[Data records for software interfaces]
§
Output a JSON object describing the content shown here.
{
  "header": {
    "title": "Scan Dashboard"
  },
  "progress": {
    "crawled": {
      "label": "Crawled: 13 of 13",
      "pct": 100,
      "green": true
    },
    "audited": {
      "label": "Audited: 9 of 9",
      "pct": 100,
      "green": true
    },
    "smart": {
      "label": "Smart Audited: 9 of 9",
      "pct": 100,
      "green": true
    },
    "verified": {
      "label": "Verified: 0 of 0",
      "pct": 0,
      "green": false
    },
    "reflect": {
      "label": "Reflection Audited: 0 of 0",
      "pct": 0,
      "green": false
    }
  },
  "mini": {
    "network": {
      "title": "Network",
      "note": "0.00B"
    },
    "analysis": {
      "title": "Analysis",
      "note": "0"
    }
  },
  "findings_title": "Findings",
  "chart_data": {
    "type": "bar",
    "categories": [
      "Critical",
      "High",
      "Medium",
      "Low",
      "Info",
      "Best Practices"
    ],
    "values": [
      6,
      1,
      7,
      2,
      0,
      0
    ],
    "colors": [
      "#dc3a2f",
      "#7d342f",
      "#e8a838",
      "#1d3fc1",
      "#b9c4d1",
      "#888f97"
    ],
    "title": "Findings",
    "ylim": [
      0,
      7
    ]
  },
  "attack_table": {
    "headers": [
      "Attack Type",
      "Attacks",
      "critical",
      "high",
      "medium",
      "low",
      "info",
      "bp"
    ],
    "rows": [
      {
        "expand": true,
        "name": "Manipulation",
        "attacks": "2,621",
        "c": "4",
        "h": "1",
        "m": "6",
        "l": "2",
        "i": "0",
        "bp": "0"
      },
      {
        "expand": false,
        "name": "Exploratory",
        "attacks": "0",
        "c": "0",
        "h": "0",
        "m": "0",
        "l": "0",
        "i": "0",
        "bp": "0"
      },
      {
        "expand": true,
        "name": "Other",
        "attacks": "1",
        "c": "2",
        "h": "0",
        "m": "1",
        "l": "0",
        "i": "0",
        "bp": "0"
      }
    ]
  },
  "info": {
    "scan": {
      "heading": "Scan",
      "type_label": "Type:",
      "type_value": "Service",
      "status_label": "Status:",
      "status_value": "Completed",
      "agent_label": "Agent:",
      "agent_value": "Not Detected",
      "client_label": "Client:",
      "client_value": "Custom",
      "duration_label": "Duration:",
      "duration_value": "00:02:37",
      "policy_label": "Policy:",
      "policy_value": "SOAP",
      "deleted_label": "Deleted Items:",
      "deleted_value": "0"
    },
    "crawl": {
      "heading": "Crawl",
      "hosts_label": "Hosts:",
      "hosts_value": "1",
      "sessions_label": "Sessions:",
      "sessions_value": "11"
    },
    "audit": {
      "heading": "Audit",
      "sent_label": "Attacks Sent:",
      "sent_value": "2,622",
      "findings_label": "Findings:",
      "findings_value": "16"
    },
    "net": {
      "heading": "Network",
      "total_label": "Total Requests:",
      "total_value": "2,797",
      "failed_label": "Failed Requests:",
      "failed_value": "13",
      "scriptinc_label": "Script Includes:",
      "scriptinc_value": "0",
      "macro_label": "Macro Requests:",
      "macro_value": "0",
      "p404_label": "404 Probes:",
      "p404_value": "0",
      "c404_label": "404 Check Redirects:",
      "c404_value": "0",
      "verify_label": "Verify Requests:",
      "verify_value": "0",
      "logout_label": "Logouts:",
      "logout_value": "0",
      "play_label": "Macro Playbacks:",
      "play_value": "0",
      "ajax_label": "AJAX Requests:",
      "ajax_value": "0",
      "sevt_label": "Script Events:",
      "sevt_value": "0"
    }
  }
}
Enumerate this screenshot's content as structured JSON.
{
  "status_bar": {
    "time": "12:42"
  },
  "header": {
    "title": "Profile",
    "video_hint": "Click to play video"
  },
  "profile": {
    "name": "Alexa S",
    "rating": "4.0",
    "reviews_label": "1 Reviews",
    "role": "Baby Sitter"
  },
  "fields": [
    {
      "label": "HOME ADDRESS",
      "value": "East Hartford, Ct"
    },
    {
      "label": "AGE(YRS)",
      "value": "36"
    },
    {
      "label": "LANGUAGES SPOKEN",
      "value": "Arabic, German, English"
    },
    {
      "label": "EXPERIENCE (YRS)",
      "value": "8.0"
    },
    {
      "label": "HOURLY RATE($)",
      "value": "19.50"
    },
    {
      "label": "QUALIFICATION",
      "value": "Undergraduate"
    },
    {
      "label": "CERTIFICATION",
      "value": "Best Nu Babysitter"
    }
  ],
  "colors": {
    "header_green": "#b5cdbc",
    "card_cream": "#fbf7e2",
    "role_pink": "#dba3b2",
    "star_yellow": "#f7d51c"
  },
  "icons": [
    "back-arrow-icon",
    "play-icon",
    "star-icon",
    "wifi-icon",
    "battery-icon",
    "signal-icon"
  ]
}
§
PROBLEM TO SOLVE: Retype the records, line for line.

SOLVED PROBLEM:
Output a JSON object describing the content shown here.
{
  "header": {
    "title": "Scan Dashboard"
  },
  "progress": {
    "crawled": {
      "label": "Crawled: 13 of 13",
      "pct": 100,
      "green": true
    },
    "audited": {
      "label": "Audited: 9 of 9",
      "pct": 100,
      "green": true
    },
    "smart": {
      "label": "Smart Audited: 9 of 9",
      "pct": 100,
      "green": true
    },
    "verified": {
      "label": "Verified: 0 of 0",
      "pct": 0,
      "green": false
    },
    "reflect": {
      "label": "Reflection Audited: 0 of 0",
      "pct": 0,
      "green": false
    }
  },
  "mini": {
    "network": {
      "title": "Network",
      "note": "0.00B"
    },
    "analysis": {
      "title": "Analysis",
      "note": "0"
    }
  },
  "findings_title": "Findings",
  "chart_data": {
    "type": "bar",
    "categories": [
      "Critical",
      "High",
      "Medium",
      "Low",
      "Info",
      "Best Practices"
    ],
    "values": [
      6,
      1,
      7,
      2,
      0,
      0
    ],
    "colors": [
      "#dc3a2f",
      "#7d342f",
      "#e8a838",
      "#1d3fc1",
      "#b9c4d1",
      "#888f97"
    ],
    "title": "Findings",
    "ylim": [
      0,
      7
    ]
  },
  "attack_table": {
    "headers": [
      "Attack Type",
      "Attacks",
      "critical",
      "high",
      "medium",
      "low",
      "info",
      "bp"
    ],
    "rows": [
      {
        "expand": true,
        "name": "Manipulation",
        "attacks": "2,621",
        "c": "4",
        "h": "1",
        "m": "6",
        "l": "2",
        "i": "0",
        "bp": "0"
      },
      {
        "expand": false,
        "name": "Exploratory",
        "attacks": "0",
        "c": "0",
        "h": "0",
        "m": "0",
        "l": "0",
        "i": "0",
        "bp": "0"
      },
      {
        "expand": true,
        "name": "Other",
        "attacks": "1",
        "c": "2",
        "h": "0",
        "m": "1",
        "l": "0",
        "i": "0",
        "bp": "0"
      }
    ]
  },
  "info": {
    "scan": {
      "heading": "Scan",
      "type_label": "Type:",
      "type_value": "Service",
      "status_label": "Status:",
      "status_value": "Completed",
      "agent_label": "Agent:",
      "agent_value": "Not Detected",
      "client_label": "Client:",
      "client_value": "Custom",
      "duration_label": "Duration:",
      "duration_value": "00:02:37",
      "policy_label": "Policy:",
      "policy_value": "SOAP",
      "deleted_label": "Deleted Items:",
      "deleted_value": "0"
    },
    "crawl": {
      "heading": "Crawl",
      "hosts_label": "Hosts:",
      "hosts_value": "1",
      "sessions_label": "Sessions:",
      "sessions_value": "11"
    },
    "audit": {
      "heading": "Audit",
      "sent_label": "Attacks Sent:",
      "sent_value": "2,622",
      "findings_label": "Findings:",
      "findings_value": "16"
    },
    "net": {
      "heading": "Network",
      "total_label": "Total Requests:",
      "total_value": "2,797",
      "failed_label": "Failed Requests:",
      "failed_value": "13",
      "scriptinc_label": "Script Includes:",
      "scriptinc_value": "0",
      "macro_label": "Macro Requests:",
      "macro_value": "0",
      "p404_label": "404 Probes:",
      "p404_value": "0",
      "c404_label": "404 Check Redirects:",
      "c404_value": "0",
      "verify_label": "Verify Requests:",
      "verify_value": "0",
      "logout_label": "Logouts:",
      "logout_value": "0",
      "play_label": "Macro Playbacks:",
      "play_value": "0",
      "ajax_label": "AJAX Requests:",
      "ajax_value": "0",
      "sevt_label": "Script Events:",
      "sevt_value": "0"
    }
  }
}
Enumerate this screenshot's content as structured JSON.
{
  "status_bar": {
    "time": "12:42"
  },
  "header": {
    "title": "Profile",
    "video_hint": "Click to play video"
  },
  "profile": {
    "name": "Alexa S",
    "rating": "4.0",
    "reviews_label": "1 Reviews",
    "role": "Baby Sitter"
  },
  "fields": [
    {
      "label": "HOME ADDRESS",
      "value": "East Hartford, Ct"
    },
    {
      "label": "AGE(YRS)",
      "value": "36"
    },
    {
      "label": "LANGUAGES SPOKEN",
      "value": "Arabic, German, English"
    },
    {
      "label": "EXPERIENCE (YRS)",
      "value": "8.0"
    },
    {
      "label": "HOURLY RATE($)",
      "value": "19.50"
    },
    {
      "label": "QUALIFICATION",
      "value": "Undergraduate"
    },
    {
      "label": "CERTIFICATION",
      "value": "Best Nu Babysitter"
    }
  ],
  "colors": {
    "header_green": "#b5cdbc",
    "card_cream": "#fbf7e2",
    "role_pink": "#dba3b2",
    "star_yellow": "#f7d51c"
  },
  "icons": [
    "back-arrow-icon",
    "play-icon",
    "star-icon",
    "wifi-icon",
    "battery-icon",
    "signal-icon"
  ]
}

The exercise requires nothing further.